**Task brief**
Your task is to reproduce the listing exactly, without its images.
*** Begin section ***
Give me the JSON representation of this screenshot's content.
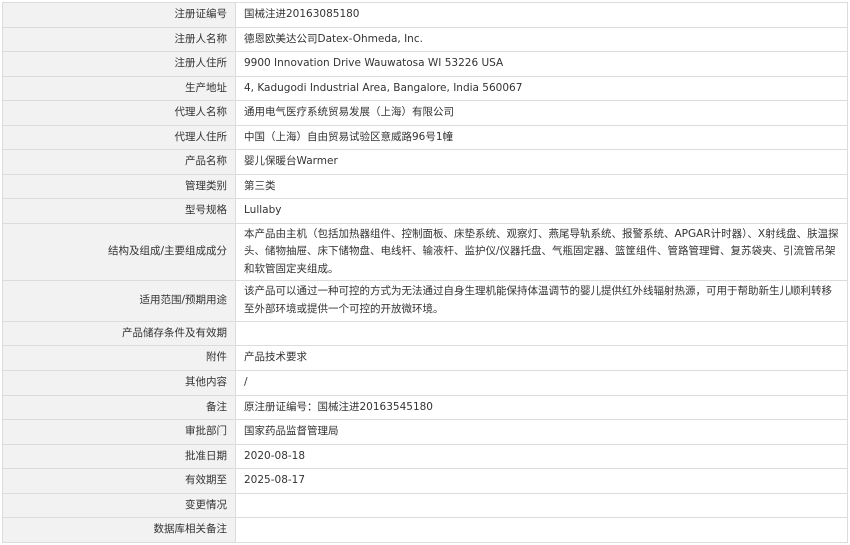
{
  "rows": [
    {
      "label": "注册证编号",
      "value": "国械注进20163085180"
    },
    {
      "label": "注册人名称",
      "value": "德恩欧美达公司Datex-Ohmeda, Inc."
    },
    {
      "label": "注册人住所",
      "value": "9900 Innovation Drive Wauwatosa WI 53226 USA"
    },
    {
      "label": "生产地址",
      "value": "4, Kadugodi Industrial Area, Bangalore, India 560067"
    },
    {
      "label": "代理人名称",
      "value": "通用电气医疗系统贸易发展（上海）有限公司"
    },
    {
      "label": "代理人住所",
      "value": "中国（上海）自由贸易试验区意威路96号1幢"
    },
    {
      "label": "产品名称",
      "value": "婴儿保暖台Warmer"
    },
    {
      "label": "管理类别",
      "value": "第三类"
    },
    {
      "label": "型号规格",
      "value": "Lullaby"
    },
    {
      "label": "结构及组成/主要组成成分",
      "value": "本产品由主机（包括加热器组件、控制面板、床垫系统、观察灯、燕尾导轨系统、报警系统、APGAR计时器）、X射线盘、肤温探头、储物抽屉、床下储物盘、电线杆、输液杆、监护仪/仪器托盘、气瓶固定器、篮筐组件、管路管理臂、复苏袋夹、引流管吊架和软管固定夹组成。"
    },
    {
      "label": "适用范围/预期用途",
      "value": "该产品可以通过一种可控的方式为无法通过自身生理机能保持体温调节的婴儿提供红外线辐射热源，可用于帮助新生儿顺利转移至外部环境或提供一个可控的开放微环境。"
    },
    {
      "label": "产品储存条件及有效期",
      "value": ""
    },
    {
      "label": "附件",
      "value": "产品技术要求"
    },
    {
      "label": "其他内容",
      "value": "/"
    },
    {
      "label": "备注",
      "value": "原注册证编号：国械注进20163545180"
    },
    {
      "label": "审批部门",
      "value": "国家药品监督管理局"
    },
    {
      "label": "批准日期",
      "value": "2020-08-18"
    },
    {
      "label": "有效期至",
      "value": "2025-08-17"
    },
    {
      "label": "变更情况",
      "value": ""
    },
    {
      "label": "数据库相关备注",
      "value": ""
    }
  ]
}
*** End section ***
**Result**
Give me the JSON representation of this screenshot's content.
{
  "rows": [
    {
      "label": "注册证编号",
      "value": "国械注进20163085180"
    },
    {
      "label": "注册人名称",
      "value": "德恩欧美达公司Datex-Ohmeda, Inc."
    },
    {
      "label": "注册人住所",
      "value": "9900 Innovation Drive Wauwatosa WI 53226 USA"
    },
    {
      "label": "生产地址",
      "value": "4, Kadugodi Industrial Area, Bangalore, India 560067"
    },
    {
      "label": "代理人名称",
      "value": "通用电气医疗系统贸易发展（上海）有限公司"
    },
    {
      "label": "代理人住所",
      "value": "中国（上海）自由贸易试验区意威路96号1幢"
    },
    {
      "label": "产品名称",
      "value": "婴儿保暖台Warmer"
    },
    {
      "label": "管理类别",
      "value": "第三类"
    },
    {
      "label": "型号规格",
      "value": "Lullaby"
    },
    {
      "label": "结构及组成/主要组成成分",
      "value": "本产品由主机（包括加热器组件、控制面板、床垫系统、观察灯、燕尾导轨系统、报警系统、APGAR计时器）、X射线盘、肤温探头、储物抽屉、床下储物盘、电线杆、输液杆、监护仪/仪器托盘、气瓶固定器、篮筐组件、管路管理臂、复苏袋夹、引流管吊架和软管固定夹组成。"
    },
    {
      "label": "适用范围/预期用途",
      "value": "该产品可以通过一种可控的方式为无法通过自身生理机能保持体温调节的婴儿提供红外线辐射热源，可用于帮助新生儿顺利转移至外部环境或提供一个可控的开放微环境。"
    },
    {
      "label": "产品储存条件及有效期",
      "value": ""
    },
    {
      "label": "附件",
      "value": "产品技术要求"
    },
    {
      "label": "其他内容",
      "value": "/"
    },
    {
      "label": "备注",
      "value": "原注册证编号：国械注进20163545180"
    },
    {
      "label": "审批部门",
      "value": "国家药品监督管理局"
    },
    {
      "label": "批准日期",
      "value": "2020-08-18"
    },
    {
      "label": "有效期至",
      "value": "2025-08-17"
    },
    {
      "label": "变更情况",
      "value": ""
    },
    {
      "label": "数据库相关备注",
      "value": ""
    }
  ]
}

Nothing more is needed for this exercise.